Microsoft FrontPage Explained
Microsoft FrontPage has had a chequered history. Initially released in1997 and soon added to the Office 97 suite, it was included in the two subsequent Microsoft Office releases before its final outing as a standalone product in 2003. FrontPage remains a very popular application, particularly within organizations, despite having since been replaced with Microsoft Expression Web and SharePoint Designer.
Using Microsoft FrontPage – ostensibly a WYSIWYG (What You see Is What You Get) web page designing tool – is quite unlike using any other similar tool. Designing pages can range from the simple to the complicated, even for the most basic layouts, depending on what you want to include.
As with other Microsoft Office applications, you can find templates and designs for FrontPage online. Let’s have a look at some of the options.
Microsoft FrontPage and Office Online
To start finding designs for Microsoft FrontPage, the first place you should check is among the included templates, accessible via File > New.
If nothing here suits your needs, then you should pay a visit to office.microsoft.com, where you will find a selection of links to pages providing designs and templates for use with Microsoft FrontPage.
These are great resources and will set you on the road to FrontPage design nirvana.
While you’re at office.microsoft.com, don’t forget that you can search and download media for use in your Microsoft FrontPage web applications, from clip art to animated clips and even sound. Office Online is a great repository of media for use in all Microsoft Office apps, past and present, including FrontPage.
Free Templates for Microsoft Office FrontPage Design
There are several online resources that provide suitable templates for assisting with Microsoft Office FrontPage designs. Here is a selection of such links, which include both premium and free templates.

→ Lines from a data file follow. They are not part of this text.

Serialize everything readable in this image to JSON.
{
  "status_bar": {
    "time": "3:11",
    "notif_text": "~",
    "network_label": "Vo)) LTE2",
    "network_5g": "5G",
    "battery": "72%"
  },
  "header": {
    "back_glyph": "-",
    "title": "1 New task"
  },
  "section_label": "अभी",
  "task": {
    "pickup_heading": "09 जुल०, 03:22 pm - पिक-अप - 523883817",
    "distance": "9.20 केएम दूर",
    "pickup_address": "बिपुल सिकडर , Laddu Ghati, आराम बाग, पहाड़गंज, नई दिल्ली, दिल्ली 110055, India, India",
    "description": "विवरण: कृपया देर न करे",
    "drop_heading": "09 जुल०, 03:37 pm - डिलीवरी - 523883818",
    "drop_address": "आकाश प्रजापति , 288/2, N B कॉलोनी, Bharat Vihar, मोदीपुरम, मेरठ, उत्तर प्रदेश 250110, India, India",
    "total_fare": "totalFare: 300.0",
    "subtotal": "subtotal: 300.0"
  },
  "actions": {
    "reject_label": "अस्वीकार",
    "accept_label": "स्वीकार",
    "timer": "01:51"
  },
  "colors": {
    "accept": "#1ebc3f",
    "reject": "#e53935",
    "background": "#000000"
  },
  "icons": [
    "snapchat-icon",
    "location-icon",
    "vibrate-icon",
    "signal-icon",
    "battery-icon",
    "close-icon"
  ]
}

Meanwhile, you might be interested in tutorials for Microsoft Office FrontPage. Some of these websites date back to the earliest releases of FrontPage and feature some very useful tips for designing and formatting a FrontPage project:
With these resources at your disposal, your Microsoft Office FrontPage design project should be a success.
A Dose of Realism
The truth is, fewer and fewer people are using Microsoft Office FrontPage for designing websites. As time has progressed, so has the web, and applications to aid website design have become more targeted and less formatted.
Microsoft Office FrontPage hails from an age where web design was considered a black art (and not something easily picked up by following a few HTML and CSS tutorials) and the majority of its uses and functions can be easily performed now in Microsoft Word.
Meanwhile, the more advanced functions of FrontPage, such as database linking and various scripting tasks, can be performed with Microsoft Expression Web, a system with far more support online.